In Ireland, all the engineering students take more focused class work, and so by their third year (I studied abroad in my third year), they are doing their capstone project. I still had not taken the bulk of my specialized classes, but I had taken a wider set of introductory classes, so there were days I was ahead of the curriculum, and days I was very far behind. We were given a week off to study for finals, so I finally traveled to Rome, and then got sick for the entire week.
What was the most memorable thing about your experience?
The most memorable part of my experience was participating in site visits in Ireland. I did so independently at the Aran Island harbor, alongside actual practicing professionals in the country, as well as on a trip with my classmates to see the structural retrofit of a church that had experienced a terrible fire.
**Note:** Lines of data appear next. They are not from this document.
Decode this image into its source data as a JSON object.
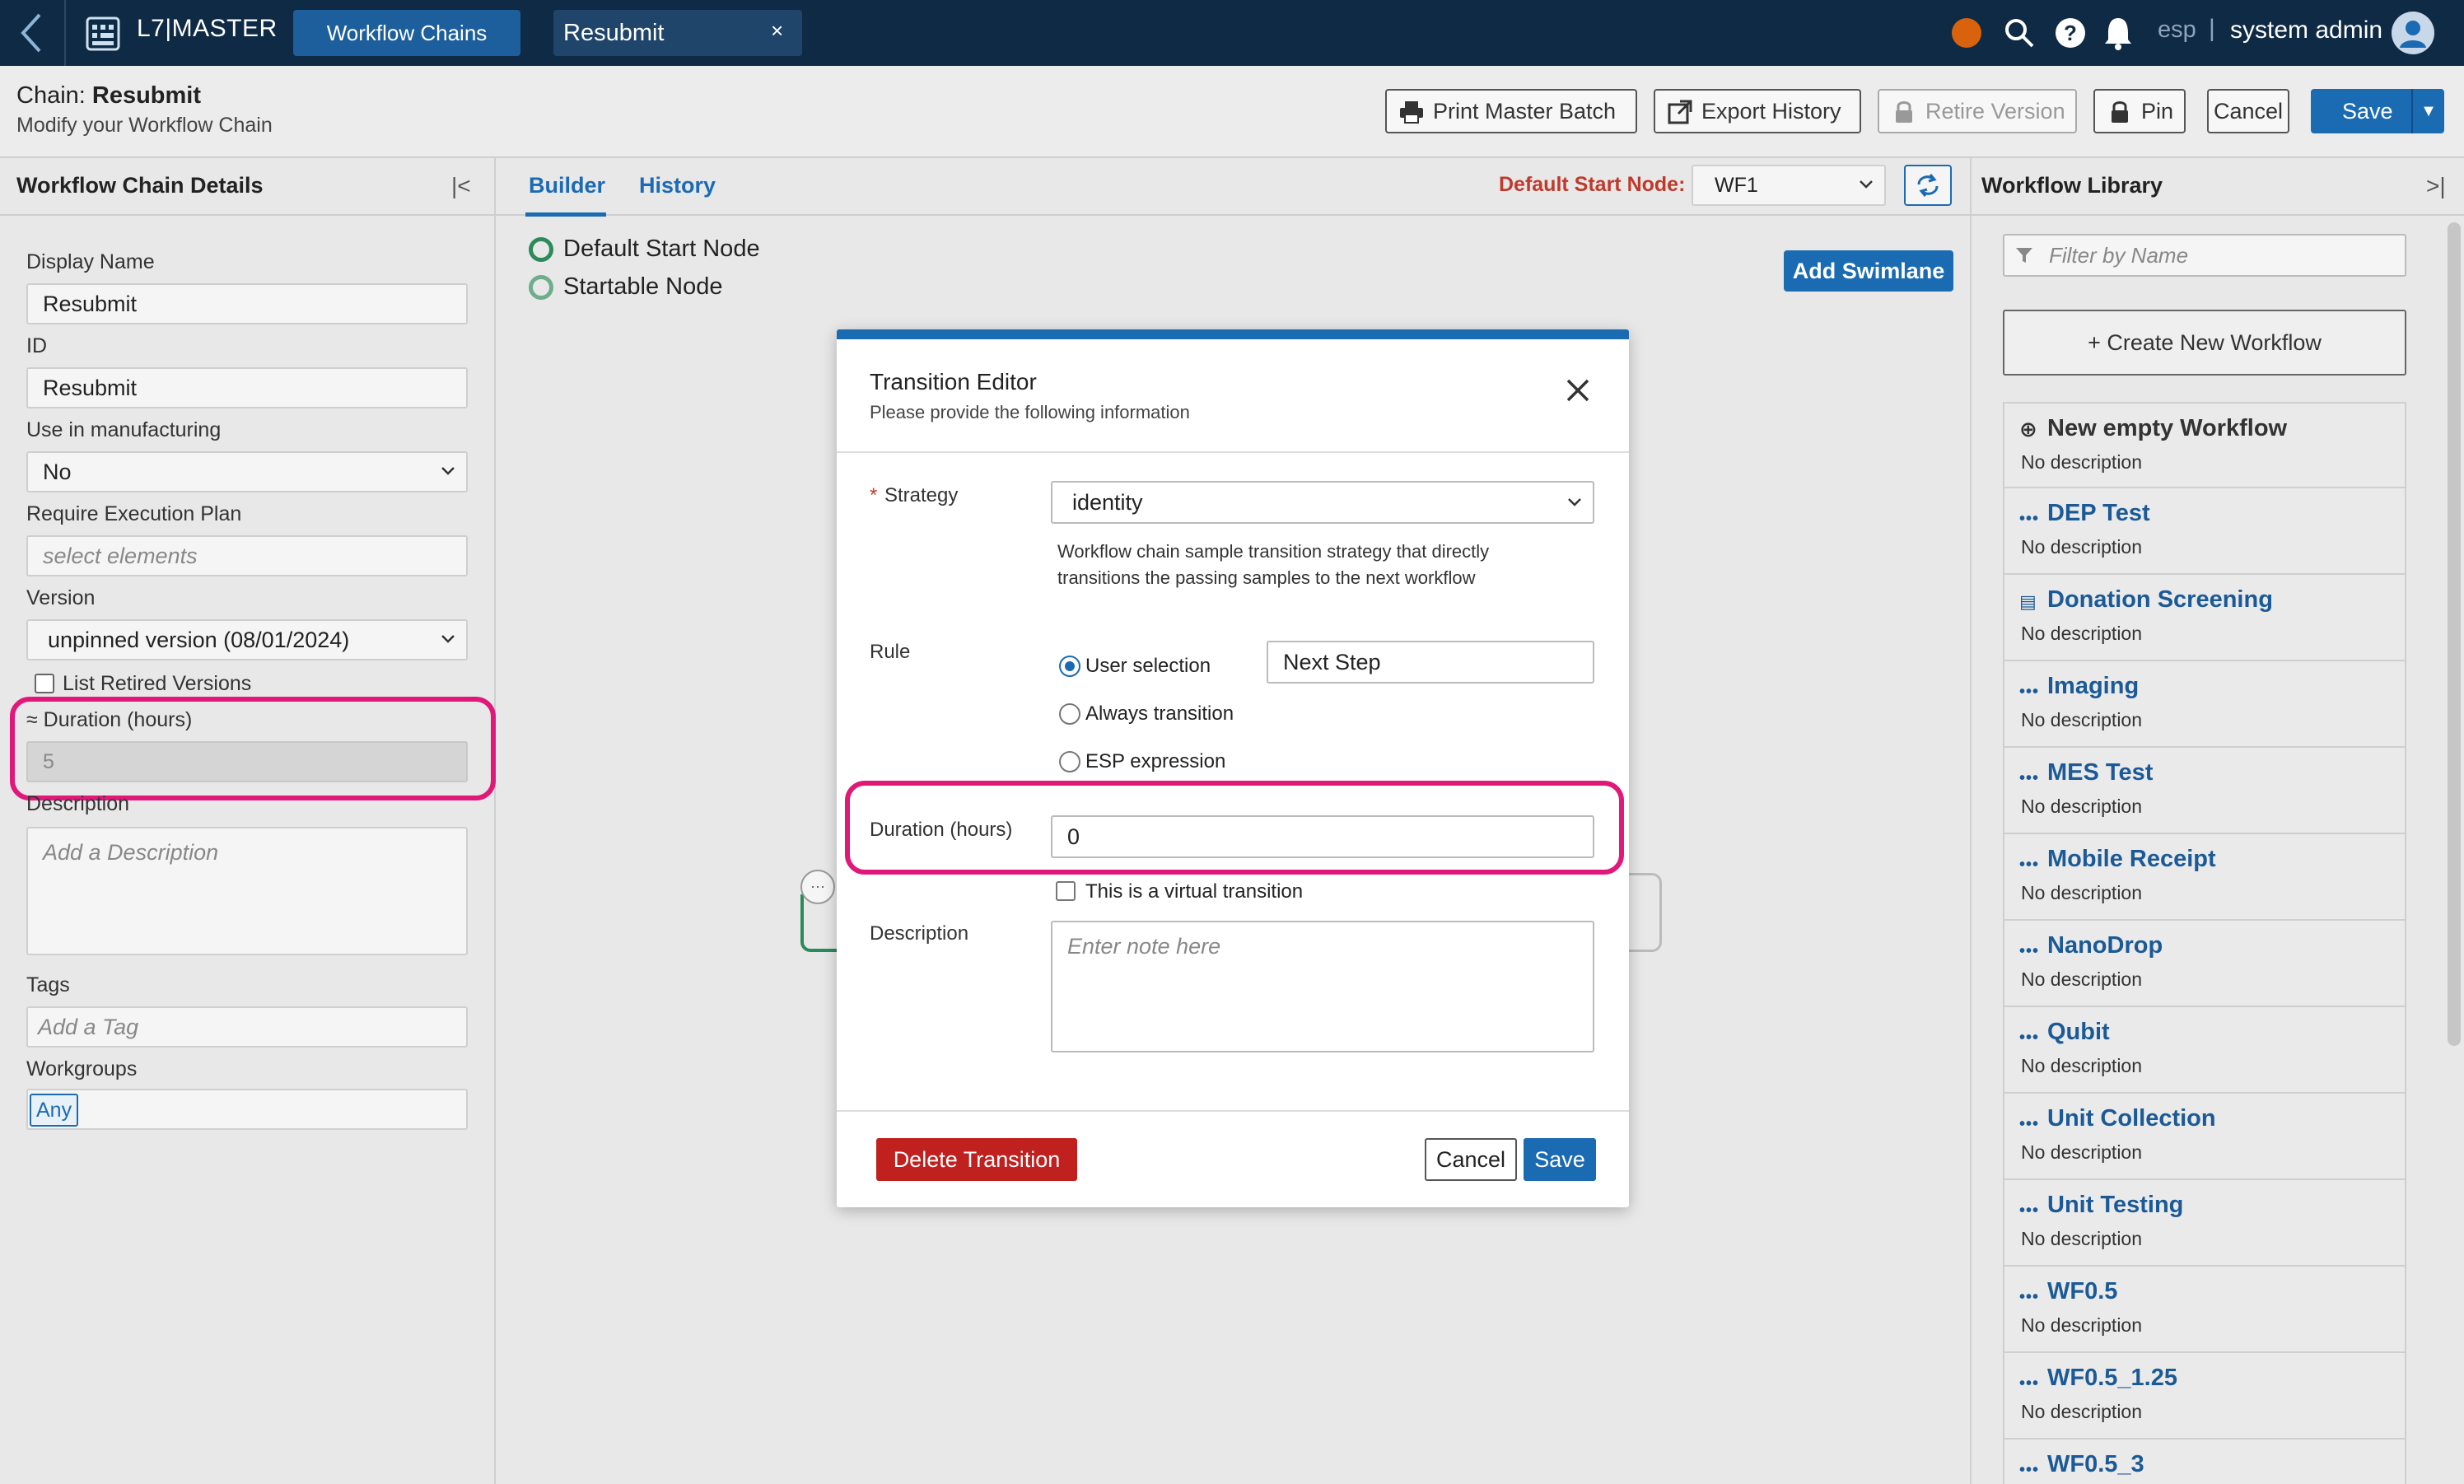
{
  "topbar": {
    "app_name": "L7|MASTER",
    "tabs": [
      {
        "label": "Workflow Chains"
      },
      {
        "label": "Resubmit"
      }
    ],
    "tab_close": "×",
    "lang": "esp",
    "lang_separator": "|",
    "user": "system admin",
    "status_color": "#d9620c"
  },
  "header": {
    "title_prefix": "Chain: ",
    "title_name": "Resubmit",
    "subtitle": "Modify your Workflow Chain",
    "buttons": {
      "print": "Print Master Batch",
      "export": "Export History",
      "retire": "Retire Version",
      "pin": "Pin",
      "cancel": "Cancel",
      "save": "Save"
    }
  },
  "left": {
    "title": "Workflow Chain Details",
    "collapse_icon": "collapse-left-icon",
    "display_name_label": "Display Name",
    "display_name": "Resubmit",
    "id_label": "ID",
    "id": "Resubmit",
    "manufacturing_label": "Use in manufacturing",
    "manufacturing": "No",
    "exec_plan_label": "Require Execution Plan",
    "exec_plan_placeholder": "select elements",
    "version_label": "Version",
    "version": "unpinned version (08/01/2024)",
    "retired_label": "List Retired Versions",
    "duration_label": "≈ Duration (hours)",
    "duration": "5",
    "description_label": "Description",
    "description_placeholder": "Add a Description",
    "tags_label": "Tags",
    "tags_placeholder": "Add a Tag",
    "workgroups_label": "Workgroups",
    "workgroup": "Any"
  },
  "center": {
    "tabs": [
      "Builder",
      "History"
    ],
    "default_start_label": "Default Start Node:",
    "default_start_value": "WF1",
    "legend": [
      "Default Start Node",
      "Startable Node"
    ],
    "add_swimlane": "Add Swimlane",
    "node_menu": "···"
  },
  "modal": {
    "title": "Transition Editor",
    "subtitle": "Please provide the following information",
    "strategy_label": "Strategy",
    "strategy_required": "*",
    "strategy": "identity",
    "strategy_help": "Workflow chain sample transition strategy that directly transitions the passing samples to the next workflow",
    "rule_label": "Rule",
    "rule_options": [
      "User selection",
      "Always transition",
      "ESP expression"
    ],
    "rule_selected": "User selection",
    "rule_value": "Next Step",
    "duration_label": "Duration (hours)",
    "duration": "0",
    "virtual_label": "This is a virtual transition",
    "description_label": "Description",
    "description_placeholder": "Enter note here",
    "delete": "Delete Transition",
    "cancel": "Cancel",
    "save": "Save"
  },
  "library": {
    "title": "Workflow Library",
    "filter_placeholder": "Filter by Name",
    "create_new": "+ Create New Workflow",
    "items": [
      {
        "name": "New empty Workflow",
        "desc": "No description",
        "icon": "plus-circle-icon"
      },
      {
        "name": "DEP Test",
        "desc": "No description",
        "icon": "dots-icon"
      },
      {
        "name": "Donation Screening",
        "desc": "No description",
        "icon": "document-icon"
      },
      {
        "name": "Imaging",
        "desc": "No description",
        "icon": "dots-icon"
      },
      {
        "name": "MES Test",
        "desc": "No description",
        "icon": "dots-icon"
      },
      {
        "name": "Mobile Receipt",
        "desc": "No description",
        "icon": "dots-icon"
      },
      {
        "name": "NanoDrop",
        "desc": "No description",
        "icon": "dots-icon"
      },
      {
        "name": "Qubit",
        "desc": "No description",
        "icon": "dots-icon"
      },
      {
        "name": "Unit Collection",
        "desc": "No description",
        "icon": "dots-icon"
      },
      {
        "name": "Unit Testing",
        "desc": "No description",
        "icon": "dots-icon"
      },
      {
        "name": "WF0.5",
        "desc": "No description",
        "icon": "dots-icon"
      },
      {
        "name": "WF0.5_1.25",
        "desc": "No description",
        "icon": "dots-icon"
      },
      {
        "name": "WF0.5_3",
        "desc": "",
        "icon": "dots-icon"
      }
    ]
  },
  "colors": {
    "topbar": "#0f2a44",
    "accent": "#1b6bb3",
    "danger": "#c0201e",
    "highlight": "#e0187a",
    "start_node": "#2d8a5b"
  }
}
Having gone on field visits in America, seeing similarities and differences between design and implementation in the different countries was affirming. Also, being able to meet with practicing and aspiring professionals abroad is something that I believe will echo with me throughout my career.
I also fondly remember staying up late in the architecture studio (where the upper class engineering students were given a work space) with a Canadian student who felt just as out of place as I did. It was the peak of the challenge I sought out when I chose the program. The civil engineering students liked to boast that University of Limerick’s civil program was the toughest in the country, and I was proud to work alongside them. Their work was much more hand-drafting and hand-calculation driven. There were fewer tests, less homework, and almost exclusively independent study and one project work.
Would you advise other students to study abroad?
The short answer is yes. I would advise any student with the inkling for a study abroad experience to pick up the phone and make a call or send an email to apply for a program to see if it could be financially feasible.
In a word, I have to say there is resonant value in having global exposure. New perspective can revolutionize how you think, or affirm the way you already do. In engineering, specifically, having exposure to international design standards can be helpful in further informing the kind of conservatism you face in your own career.
What would you like us to know about you?
I am a firm believer in integrated design, and presence of ARTS education in STEM fields. I am currently employed in site development work, and while I begin preparation for my professional licensure exams, I professionally aspire to keep environmentally-conscious design a viable, economic, and sustainable decision for developers in the Northwest.